Post-competition interviews with athletes are really fascinating. These competitors are coming off of a performance that they haven’t had time to process and have to respond to questions about it. In that moment, they have to be ambassadors of their countries and sports, PR pros, and also humans reacting to something positive or negative on camera in front of millions. It’s a high-stakes, high-emotion environment.
Social media adds an additional element to the spotlight for athletes. Some posts have been endearing, like Chloe Kim tweeting—to talk about food (multiple times), my kind of girl—while competing for (and winning) gold. And there were quite few responses to Lindsey Vonn’s Valentine request on Twitter. Some posts haven’t cast the best of light, like the polarizing Shani Davis’ flag bearer tweet.
There have also been quite a few apologies floating around the games. NPR and The Washington Post have both posted pieces detailing some of the gaffes and missteps that have happened at the PyeongChang Olmpics so far, and the list of apologies from individual athletes, commentators, and national teams and representatives isn’t short.
The inappropriate and insensitive language choices of NBC commentators like Joshua Cooper Ramo and former Olympian Bode Miller, as well as gold medalist Shaun White especially stand out during these games. Ramo’s remarks about the Korea-Japan relationship sparked outrage, and while NBC apologized quickly, Ramo has been slower to say sorry. Miller blamed a female skier’s poor performance on her marriage and has since been apologizing on air and on social media. And White may be a phenomenal snowboarder, but his dismissal of and comments about a past sexual harassment case has overshadowed his achievements right now. He’s spent most of his interview time apologizing for how he handled the questions and characterized the case and his past actions.
Not all apologies have come from an upsetting or disappointing incident or remark, though. Chicago’s ABC affiliate reminded us with its PyeongChang-P.F.Chang mistake that it’s always important to double check for errors if you’re going for gold-level communications.
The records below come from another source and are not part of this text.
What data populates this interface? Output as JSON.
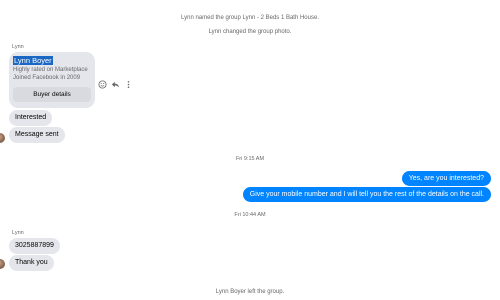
{
  "system_messages": {
    "renamed": "Lynn named the group Lynn - 2 Beds 1 Bath House.",
    "photo_changed": "Lynn changed the group photo.",
    "left_group": "Lynn Boyer left the group."
  },
  "marketplace_card": {
    "sender": "Lynn",
    "name": "Lynn Boyer",
    "line1": "Highly rated on Marketplace",
    "line2": "Joined Facebook in 2009",
    "button": "Buyer details"
  },
  "messages_block1": [
    "Interested",
    "Message sent"
  ],
  "timestamp1": "Fri 9:15 AM",
  "outgoing": [
    "Yes, are you interested?",
    "Give your mobile number and I will tell you the rest of the details on the call."
  ],
  "timestamp2": "Fri 10:44 AM",
  "block2": {
    "sender": "Lynn",
    "messages": [
      "3025887899",
      "Thank you"
    ]
  },
  "icons": [
    "emoji-icon",
    "reply-icon",
    "more-icon"
  ],
  "colors": {
    "outgoing_bubble": "#0084ff",
    "incoming_bubble": "#e4e6eb",
    "meta_text": "#65676b"
  }
}
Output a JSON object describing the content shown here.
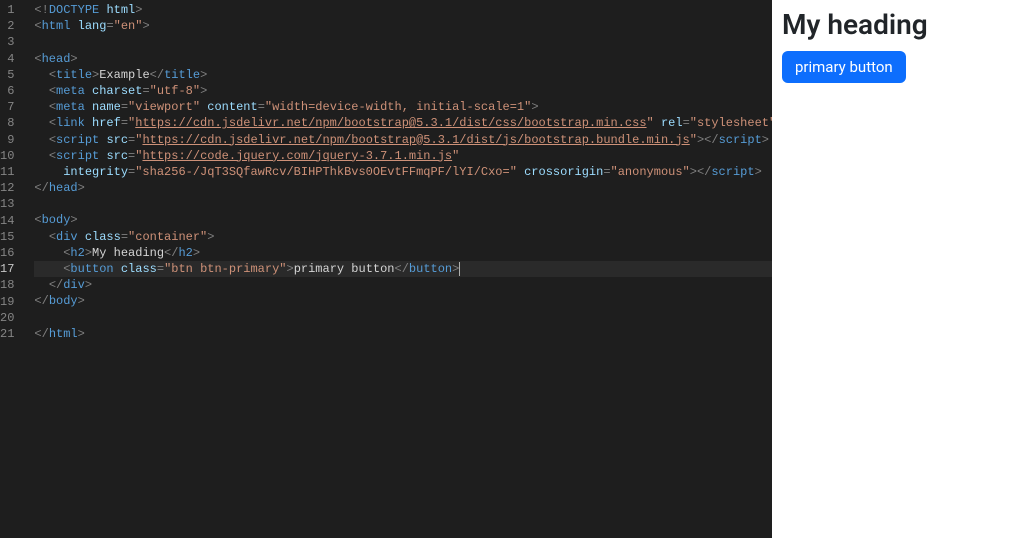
{
  "editor": {
    "active_line": 17,
    "lines": [
      {
        "n": 1,
        "segs": [
          {
            "c": "punc",
            "t": "<!"
          },
          {
            "c": "tag",
            "t": "DOCTYPE"
          },
          {
            "c": "text",
            "t": " "
          },
          {
            "c": "attr",
            "t": "html"
          },
          {
            "c": "punc",
            "t": ">"
          }
        ]
      },
      {
        "n": 2,
        "segs": [
          {
            "c": "punc",
            "t": "<"
          },
          {
            "c": "tag",
            "t": "html"
          },
          {
            "c": "text",
            "t": " "
          },
          {
            "c": "attr",
            "t": "lang"
          },
          {
            "c": "punc",
            "t": "="
          },
          {
            "c": "str",
            "t": "\"en\""
          },
          {
            "c": "punc",
            "t": ">"
          }
        ]
      },
      {
        "n": 3,
        "segs": []
      },
      {
        "n": 4,
        "segs": [
          {
            "c": "punc",
            "t": "<"
          },
          {
            "c": "tag",
            "t": "head"
          },
          {
            "c": "punc",
            "t": ">"
          }
        ]
      },
      {
        "n": 5,
        "indent": 1,
        "segs": [
          {
            "c": "punc",
            "t": "<"
          },
          {
            "c": "tag",
            "t": "title"
          },
          {
            "c": "punc",
            "t": ">"
          },
          {
            "c": "text",
            "t": "Example"
          },
          {
            "c": "punc",
            "t": "</"
          },
          {
            "c": "tag",
            "t": "title"
          },
          {
            "c": "punc",
            "t": ">"
          }
        ]
      },
      {
        "n": 6,
        "indent": 1,
        "segs": [
          {
            "c": "punc",
            "t": "<"
          },
          {
            "c": "tag",
            "t": "meta"
          },
          {
            "c": "text",
            "t": " "
          },
          {
            "c": "attr",
            "t": "charset"
          },
          {
            "c": "punc",
            "t": "="
          },
          {
            "c": "str",
            "t": "\"utf-8\""
          },
          {
            "c": "punc",
            "t": ">"
          }
        ]
      },
      {
        "n": 7,
        "indent": 1,
        "segs": [
          {
            "c": "punc",
            "t": "<"
          },
          {
            "c": "tag",
            "t": "meta"
          },
          {
            "c": "text",
            "t": " "
          },
          {
            "c": "attr",
            "t": "name"
          },
          {
            "c": "punc",
            "t": "="
          },
          {
            "c": "str",
            "t": "\"viewport\""
          },
          {
            "c": "text",
            "t": " "
          },
          {
            "c": "attr",
            "t": "content"
          },
          {
            "c": "punc",
            "t": "="
          },
          {
            "c": "str",
            "t": "\"width=device-width, initial-scale=1\""
          },
          {
            "c": "punc",
            "t": ">"
          }
        ]
      },
      {
        "n": 8,
        "indent": 1,
        "segs": [
          {
            "c": "punc",
            "t": "<"
          },
          {
            "c": "tag",
            "t": "link"
          },
          {
            "c": "text",
            "t": " "
          },
          {
            "c": "attr",
            "t": "href"
          },
          {
            "c": "punc",
            "t": "="
          },
          {
            "c": "str",
            "t": "\""
          },
          {
            "c": "url",
            "t": "https://cdn.jsdelivr.net/npm/bootstrap@5.3.1/dist/css/bootstrap.min.css"
          },
          {
            "c": "str",
            "t": "\""
          },
          {
            "c": "text",
            "t": " "
          },
          {
            "c": "attr",
            "t": "rel"
          },
          {
            "c": "punc",
            "t": "="
          },
          {
            "c": "str",
            "t": "\"stylesheet\""
          },
          {
            "c": "punc",
            "t": ">"
          }
        ]
      },
      {
        "n": 9,
        "indent": 1,
        "segs": [
          {
            "c": "punc",
            "t": "<"
          },
          {
            "c": "tag",
            "t": "script"
          },
          {
            "c": "text",
            "t": " "
          },
          {
            "c": "attr",
            "t": "src"
          },
          {
            "c": "punc",
            "t": "="
          },
          {
            "c": "str",
            "t": "\""
          },
          {
            "c": "url",
            "t": "https://cdn.jsdelivr.net/npm/bootstrap@5.3.1/dist/js/bootstrap.bundle.min.js"
          },
          {
            "c": "str",
            "t": "\""
          },
          {
            "c": "punc",
            "t": "></"
          },
          {
            "c": "tag",
            "t": "script"
          },
          {
            "c": "punc",
            "t": ">"
          }
        ]
      },
      {
        "n": 10,
        "indent": 1,
        "segs": [
          {
            "c": "punc",
            "t": "<"
          },
          {
            "c": "tag",
            "t": "script"
          },
          {
            "c": "text",
            "t": " "
          },
          {
            "c": "attr",
            "t": "src"
          },
          {
            "c": "punc",
            "t": "="
          },
          {
            "c": "str",
            "t": "\""
          },
          {
            "c": "url",
            "t": "https://code.jquery.com/jquery-3.7.1.min.js"
          },
          {
            "c": "str",
            "t": "\""
          }
        ]
      },
      {
        "n": 11,
        "indent": 2,
        "segs": [
          {
            "c": "attr",
            "t": "integrity"
          },
          {
            "c": "punc",
            "t": "="
          },
          {
            "c": "str",
            "t": "\"sha256-/JqT3SQfawRcv/BIHPThkBvs0OEvtFFmqPF/lYI/Cxo=\""
          },
          {
            "c": "text",
            "t": " "
          },
          {
            "c": "attr",
            "t": "crossorigin"
          },
          {
            "c": "punc",
            "t": "="
          },
          {
            "c": "str",
            "t": "\"anonymous\""
          },
          {
            "c": "punc",
            "t": "></"
          },
          {
            "c": "tag",
            "t": "script"
          },
          {
            "c": "punc",
            "t": ">"
          }
        ]
      },
      {
        "n": 12,
        "segs": [
          {
            "c": "punc",
            "t": "</"
          },
          {
            "c": "tag",
            "t": "head"
          },
          {
            "c": "punc",
            "t": ">"
          }
        ]
      },
      {
        "n": 13,
        "segs": []
      },
      {
        "n": 14,
        "segs": [
          {
            "c": "punc",
            "t": "<"
          },
          {
            "c": "tag",
            "t": "body"
          },
          {
            "c": "punc",
            "t": ">"
          }
        ]
      },
      {
        "n": 15,
        "indent": 1,
        "segs": [
          {
            "c": "punc",
            "t": "<"
          },
          {
            "c": "tag",
            "t": "div"
          },
          {
            "c": "text",
            "t": " "
          },
          {
            "c": "attr",
            "t": "class"
          },
          {
            "c": "punc",
            "t": "="
          },
          {
            "c": "str",
            "t": "\"container\""
          },
          {
            "c": "punc",
            "t": ">"
          }
        ]
      },
      {
        "n": 16,
        "indent": 2,
        "segs": [
          {
            "c": "punc",
            "t": "<"
          },
          {
            "c": "tag",
            "t": "h2"
          },
          {
            "c": "punc",
            "t": ">"
          },
          {
            "c": "text",
            "t": "My heading"
          },
          {
            "c": "punc",
            "t": "</"
          },
          {
            "c": "tag",
            "t": "h2"
          },
          {
            "c": "punc",
            "t": ">"
          }
        ]
      },
      {
        "n": 17,
        "indent": 2,
        "segs": [
          {
            "c": "punc",
            "t": "<"
          },
          {
            "c": "tag",
            "t": "button"
          },
          {
            "c": "text",
            "t": " "
          },
          {
            "c": "attr",
            "t": "class"
          },
          {
            "c": "punc",
            "t": "="
          },
          {
            "c": "str",
            "t": "\"btn btn-primary\""
          },
          {
            "c": "punc",
            "t": ">"
          },
          {
            "c": "text",
            "t": "primary button"
          },
          {
            "c": "punc",
            "t": "</"
          },
          {
            "c": "tag",
            "t": "button"
          },
          {
            "c": "punc",
            "t": ">"
          }
        ],
        "cursor": true
      },
      {
        "n": 18,
        "indent": 1,
        "segs": [
          {
            "c": "punc",
            "t": "</"
          },
          {
            "c": "tag",
            "t": "div"
          },
          {
            "c": "punc",
            "t": ">"
          }
        ]
      },
      {
        "n": 19,
        "segs": [
          {
            "c": "punc",
            "t": "</"
          },
          {
            "c": "tag",
            "t": "body"
          },
          {
            "c": "punc",
            "t": ">"
          }
        ]
      },
      {
        "n": 20,
        "segs": []
      },
      {
        "n": 21,
        "segs": [
          {
            "c": "punc",
            "t": "</"
          },
          {
            "c": "tag",
            "t": "html"
          },
          {
            "c": "punc",
            "t": ">"
          }
        ]
      }
    ]
  },
  "preview": {
    "heading": "My heading",
    "button_label": "primary button"
  }
}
The pressures facing Olympians are great, since they are charged with representing themselves, their teammates, their sport, and their countries, which make those who handle their interaction with media and the public with professionalism and grace all the more medal-worthy.